Also Kerala is one of the most urbanised states in India. However, urbanisation is uncontrolled: basic urban planning rules are often disregard due to the narrow focus on short term economic gain and real estate development. This is evident from the flooding of upmarket built up areas such as gated communities that have sprung up in the flood plains of Periyar.
Why these reservoirs were not emptied in anticipation of rains in the upcoming two weeks; were these forecast windows not sufficient to empty the reservoirs; were these forecasts not reliable; when rainfall events can be forecast, why were the impacts not forecast and anticipatory actions rolled out; why were standard operating procedures not in place to trigger anticipatory actions?
Disruption in availability of clean water, transportation, and communication can affect human health.
Even though flooding cannot be avoided, the impact of floods can be mitigated. These impacts are aggravated by loss of health workers and damage to health infrastructure.
In the medium term, complications of injuries, infections, psychiatric morbidities, communicable diseases, and starvation result. Long-term health effects of floods are chronic diseases, psychiatric comorbidities, poverty, and malnutrition.
Hepatitis A and E can spread by feco-oral route. Leptospirosis can be transmitted by direct contact with contaminated water.
Overcrowding can spread respiratory infections due to displacement. Tetanus is not transmitted person-to-person, but contaminated wounds can cause the illness in areas where vaccination coverage is low.
The effects of floods will be different in high-income countries as compared to low-income countries. Inadequate supply of drugs due to disruption of transportation resulted due to the floods.
This hampered the distribution of drugs for communicable and noncommunicable diseases. The emotional and psychological consequences were high due to loss of belongings, houses, and family members. In our study, we aimed to assess the morbidity profile of patients attending the medical camps conducted at Chennai during the postflood period.
Methodology Study area Medical camps were conducted in two revenue blocks in Thiruvallur district, namely, Minjur and Pulal. Thiruvallur district is one of the worst affected districts during the South Indian floods along with Kancheepuram and Chennai.
Minjur is a periurban area with an average elevation of 11 m above the sea level. It is situated around 25 km from Chennai city.
An extreme high-intensity rainfall occurred over these regions from November 27, , to December 4, , causing floods. Incessant rains, global warming, rapid urbanization, and poor drainage system in these areas observed to have contributed to flooding. Data were obtained on the age, sex, and presenting complaints from the camp attendees. SPSS Inc. Released Duration The camps were organized from December 13, , to December 17, Results Total number of patients seen in camps was Total number of health problems identified among people who came to the camp was A total of males and females attended the camp.

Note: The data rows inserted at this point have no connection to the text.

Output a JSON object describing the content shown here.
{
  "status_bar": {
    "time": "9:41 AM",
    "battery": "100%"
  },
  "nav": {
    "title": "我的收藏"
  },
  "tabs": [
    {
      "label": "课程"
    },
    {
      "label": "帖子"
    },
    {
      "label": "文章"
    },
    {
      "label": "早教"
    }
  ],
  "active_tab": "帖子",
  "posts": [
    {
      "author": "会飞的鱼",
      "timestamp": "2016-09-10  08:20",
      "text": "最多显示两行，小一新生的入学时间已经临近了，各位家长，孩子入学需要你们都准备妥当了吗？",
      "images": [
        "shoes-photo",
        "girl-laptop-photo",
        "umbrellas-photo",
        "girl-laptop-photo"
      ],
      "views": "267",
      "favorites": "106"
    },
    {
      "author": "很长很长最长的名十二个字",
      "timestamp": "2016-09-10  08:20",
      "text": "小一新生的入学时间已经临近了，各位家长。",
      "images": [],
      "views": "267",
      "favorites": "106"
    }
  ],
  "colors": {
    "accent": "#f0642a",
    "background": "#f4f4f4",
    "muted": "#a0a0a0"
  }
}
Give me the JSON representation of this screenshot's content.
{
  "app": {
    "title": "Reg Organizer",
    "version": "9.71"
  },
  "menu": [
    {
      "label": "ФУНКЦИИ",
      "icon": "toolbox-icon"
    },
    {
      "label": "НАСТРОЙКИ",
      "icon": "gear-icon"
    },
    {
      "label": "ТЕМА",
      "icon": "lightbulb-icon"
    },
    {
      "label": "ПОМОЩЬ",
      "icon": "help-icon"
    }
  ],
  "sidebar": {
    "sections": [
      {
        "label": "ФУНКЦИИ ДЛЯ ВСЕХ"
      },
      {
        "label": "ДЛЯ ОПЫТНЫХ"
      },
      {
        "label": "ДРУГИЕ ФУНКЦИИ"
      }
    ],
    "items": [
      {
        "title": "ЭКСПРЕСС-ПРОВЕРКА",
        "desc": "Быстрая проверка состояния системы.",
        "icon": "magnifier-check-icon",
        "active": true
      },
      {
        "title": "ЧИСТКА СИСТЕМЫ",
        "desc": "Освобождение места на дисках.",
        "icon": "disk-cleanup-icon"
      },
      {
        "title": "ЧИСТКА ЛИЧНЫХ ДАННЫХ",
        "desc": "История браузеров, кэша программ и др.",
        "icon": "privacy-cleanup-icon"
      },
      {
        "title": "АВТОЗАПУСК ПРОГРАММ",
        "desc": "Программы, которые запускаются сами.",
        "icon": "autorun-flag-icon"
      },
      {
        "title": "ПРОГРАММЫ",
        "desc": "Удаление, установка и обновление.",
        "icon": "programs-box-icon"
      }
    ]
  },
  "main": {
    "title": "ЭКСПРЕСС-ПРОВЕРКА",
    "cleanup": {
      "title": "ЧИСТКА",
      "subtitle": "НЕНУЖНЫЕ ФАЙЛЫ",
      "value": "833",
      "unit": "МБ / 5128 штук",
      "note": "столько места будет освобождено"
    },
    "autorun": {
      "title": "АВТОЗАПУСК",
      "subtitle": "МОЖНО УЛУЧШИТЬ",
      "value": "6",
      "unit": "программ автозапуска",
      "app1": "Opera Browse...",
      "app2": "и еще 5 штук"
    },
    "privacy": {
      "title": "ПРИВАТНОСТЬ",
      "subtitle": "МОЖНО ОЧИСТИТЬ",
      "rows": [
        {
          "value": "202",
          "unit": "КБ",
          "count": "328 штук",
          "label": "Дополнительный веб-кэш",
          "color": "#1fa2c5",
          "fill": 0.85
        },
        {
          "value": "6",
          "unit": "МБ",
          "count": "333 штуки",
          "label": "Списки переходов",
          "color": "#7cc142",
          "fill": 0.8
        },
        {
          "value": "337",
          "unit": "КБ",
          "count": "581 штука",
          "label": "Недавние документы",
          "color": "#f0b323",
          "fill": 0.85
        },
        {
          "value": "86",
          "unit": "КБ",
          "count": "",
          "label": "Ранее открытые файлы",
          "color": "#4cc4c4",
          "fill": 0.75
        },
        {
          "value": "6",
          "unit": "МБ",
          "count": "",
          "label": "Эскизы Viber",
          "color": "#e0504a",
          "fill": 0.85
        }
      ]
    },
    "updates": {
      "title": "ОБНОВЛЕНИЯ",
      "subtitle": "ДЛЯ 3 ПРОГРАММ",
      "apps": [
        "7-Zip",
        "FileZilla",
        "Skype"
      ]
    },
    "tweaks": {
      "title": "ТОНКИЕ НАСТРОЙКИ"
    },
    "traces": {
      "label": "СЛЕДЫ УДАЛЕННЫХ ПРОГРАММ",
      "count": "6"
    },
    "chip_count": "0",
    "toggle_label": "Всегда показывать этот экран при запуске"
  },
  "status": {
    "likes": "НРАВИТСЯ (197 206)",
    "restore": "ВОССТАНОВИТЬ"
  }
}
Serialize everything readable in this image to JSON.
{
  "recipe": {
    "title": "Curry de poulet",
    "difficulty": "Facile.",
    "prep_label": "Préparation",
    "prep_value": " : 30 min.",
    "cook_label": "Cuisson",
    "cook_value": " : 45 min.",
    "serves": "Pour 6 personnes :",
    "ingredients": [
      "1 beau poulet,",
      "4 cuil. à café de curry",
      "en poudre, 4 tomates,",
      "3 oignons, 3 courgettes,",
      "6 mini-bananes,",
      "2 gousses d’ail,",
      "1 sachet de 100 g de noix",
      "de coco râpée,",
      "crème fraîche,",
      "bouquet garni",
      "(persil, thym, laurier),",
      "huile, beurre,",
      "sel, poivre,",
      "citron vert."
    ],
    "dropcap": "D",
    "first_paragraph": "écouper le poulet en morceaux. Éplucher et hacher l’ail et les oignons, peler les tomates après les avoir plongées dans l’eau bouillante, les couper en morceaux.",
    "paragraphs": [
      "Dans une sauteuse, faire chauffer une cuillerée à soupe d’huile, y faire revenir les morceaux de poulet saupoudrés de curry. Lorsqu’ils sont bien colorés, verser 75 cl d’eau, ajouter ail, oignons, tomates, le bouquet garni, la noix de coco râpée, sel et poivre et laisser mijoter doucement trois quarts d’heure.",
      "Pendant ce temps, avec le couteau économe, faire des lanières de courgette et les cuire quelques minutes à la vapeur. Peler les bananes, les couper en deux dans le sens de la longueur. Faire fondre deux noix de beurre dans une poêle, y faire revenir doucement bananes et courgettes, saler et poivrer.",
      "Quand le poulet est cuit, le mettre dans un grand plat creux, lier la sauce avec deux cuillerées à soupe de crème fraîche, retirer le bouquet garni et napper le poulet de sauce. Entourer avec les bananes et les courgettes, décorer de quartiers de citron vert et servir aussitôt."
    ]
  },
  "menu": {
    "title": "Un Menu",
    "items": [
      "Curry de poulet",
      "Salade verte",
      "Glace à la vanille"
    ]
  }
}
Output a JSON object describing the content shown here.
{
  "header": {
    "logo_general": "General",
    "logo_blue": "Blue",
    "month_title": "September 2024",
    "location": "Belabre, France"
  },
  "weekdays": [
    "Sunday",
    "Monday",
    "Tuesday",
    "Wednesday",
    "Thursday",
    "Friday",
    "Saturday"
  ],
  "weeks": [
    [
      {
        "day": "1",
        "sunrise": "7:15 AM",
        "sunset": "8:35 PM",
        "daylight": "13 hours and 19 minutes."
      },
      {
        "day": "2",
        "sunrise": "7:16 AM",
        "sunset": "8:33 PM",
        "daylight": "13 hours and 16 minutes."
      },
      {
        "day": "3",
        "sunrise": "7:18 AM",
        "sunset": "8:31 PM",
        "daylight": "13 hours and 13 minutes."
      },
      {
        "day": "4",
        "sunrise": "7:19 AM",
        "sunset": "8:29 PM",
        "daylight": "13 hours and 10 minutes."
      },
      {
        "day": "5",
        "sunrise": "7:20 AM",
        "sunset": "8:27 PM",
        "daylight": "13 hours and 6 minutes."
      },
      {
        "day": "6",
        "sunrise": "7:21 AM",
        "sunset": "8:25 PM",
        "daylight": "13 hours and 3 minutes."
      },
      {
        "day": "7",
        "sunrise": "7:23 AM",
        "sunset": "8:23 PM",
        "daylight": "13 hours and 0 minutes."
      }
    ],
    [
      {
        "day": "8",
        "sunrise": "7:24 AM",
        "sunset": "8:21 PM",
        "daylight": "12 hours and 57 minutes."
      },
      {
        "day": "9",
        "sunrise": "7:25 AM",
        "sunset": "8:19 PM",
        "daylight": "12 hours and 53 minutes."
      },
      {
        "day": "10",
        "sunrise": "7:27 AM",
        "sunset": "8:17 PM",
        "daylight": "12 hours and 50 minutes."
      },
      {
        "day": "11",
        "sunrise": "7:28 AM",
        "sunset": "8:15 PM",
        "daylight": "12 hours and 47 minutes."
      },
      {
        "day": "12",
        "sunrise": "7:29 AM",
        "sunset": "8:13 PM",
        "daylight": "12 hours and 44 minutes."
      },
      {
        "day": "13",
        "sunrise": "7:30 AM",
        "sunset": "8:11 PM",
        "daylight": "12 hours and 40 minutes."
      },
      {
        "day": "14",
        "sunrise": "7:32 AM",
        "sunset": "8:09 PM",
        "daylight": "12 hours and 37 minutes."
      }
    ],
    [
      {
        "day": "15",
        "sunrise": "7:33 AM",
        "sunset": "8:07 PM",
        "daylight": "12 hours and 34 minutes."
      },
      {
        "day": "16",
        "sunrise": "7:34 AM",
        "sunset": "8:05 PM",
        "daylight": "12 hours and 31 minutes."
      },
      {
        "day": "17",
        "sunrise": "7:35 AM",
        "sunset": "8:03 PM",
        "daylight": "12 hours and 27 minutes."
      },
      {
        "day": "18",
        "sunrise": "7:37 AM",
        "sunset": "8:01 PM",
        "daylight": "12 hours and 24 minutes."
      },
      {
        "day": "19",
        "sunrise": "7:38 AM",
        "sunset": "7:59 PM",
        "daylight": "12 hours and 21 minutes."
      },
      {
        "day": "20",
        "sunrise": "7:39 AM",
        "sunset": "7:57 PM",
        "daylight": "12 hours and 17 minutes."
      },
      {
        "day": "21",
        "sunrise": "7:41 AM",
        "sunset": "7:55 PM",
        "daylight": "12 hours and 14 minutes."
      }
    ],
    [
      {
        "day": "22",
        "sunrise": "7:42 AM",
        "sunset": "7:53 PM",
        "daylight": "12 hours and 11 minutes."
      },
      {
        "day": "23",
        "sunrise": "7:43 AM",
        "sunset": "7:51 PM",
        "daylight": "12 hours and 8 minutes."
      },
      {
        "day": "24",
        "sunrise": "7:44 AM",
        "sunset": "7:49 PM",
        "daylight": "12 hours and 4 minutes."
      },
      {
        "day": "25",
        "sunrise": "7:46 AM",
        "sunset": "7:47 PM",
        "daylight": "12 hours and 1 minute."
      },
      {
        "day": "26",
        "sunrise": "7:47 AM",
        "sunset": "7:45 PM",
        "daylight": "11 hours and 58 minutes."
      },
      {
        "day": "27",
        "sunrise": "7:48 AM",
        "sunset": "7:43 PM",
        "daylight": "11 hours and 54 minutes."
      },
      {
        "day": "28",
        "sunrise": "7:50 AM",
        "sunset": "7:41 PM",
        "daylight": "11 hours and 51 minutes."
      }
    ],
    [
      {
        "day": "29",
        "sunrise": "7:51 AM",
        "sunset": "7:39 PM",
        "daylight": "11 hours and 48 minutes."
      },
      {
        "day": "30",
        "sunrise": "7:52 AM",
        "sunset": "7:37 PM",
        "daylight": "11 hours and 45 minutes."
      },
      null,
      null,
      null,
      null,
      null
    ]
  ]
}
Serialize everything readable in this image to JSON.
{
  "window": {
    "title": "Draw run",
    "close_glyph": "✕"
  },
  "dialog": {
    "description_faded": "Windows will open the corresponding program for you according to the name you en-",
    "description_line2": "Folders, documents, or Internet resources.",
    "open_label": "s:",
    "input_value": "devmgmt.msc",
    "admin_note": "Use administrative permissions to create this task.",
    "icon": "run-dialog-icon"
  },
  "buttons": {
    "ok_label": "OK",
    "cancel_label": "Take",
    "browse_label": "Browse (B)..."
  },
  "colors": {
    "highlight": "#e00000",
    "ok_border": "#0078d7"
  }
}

Of all the presenting health problems of those who attended the camps, Table 1: Age- and gender-wise distribution of morbidities Click here to view Most of the persons who attended the medical camp belonged to the female sex This could be attributed to the fact that the camp was conducted during the working hours of the male population and most females were homemakers.
Adults aged 19—59 years formed the most common age group attending the medical relief camps.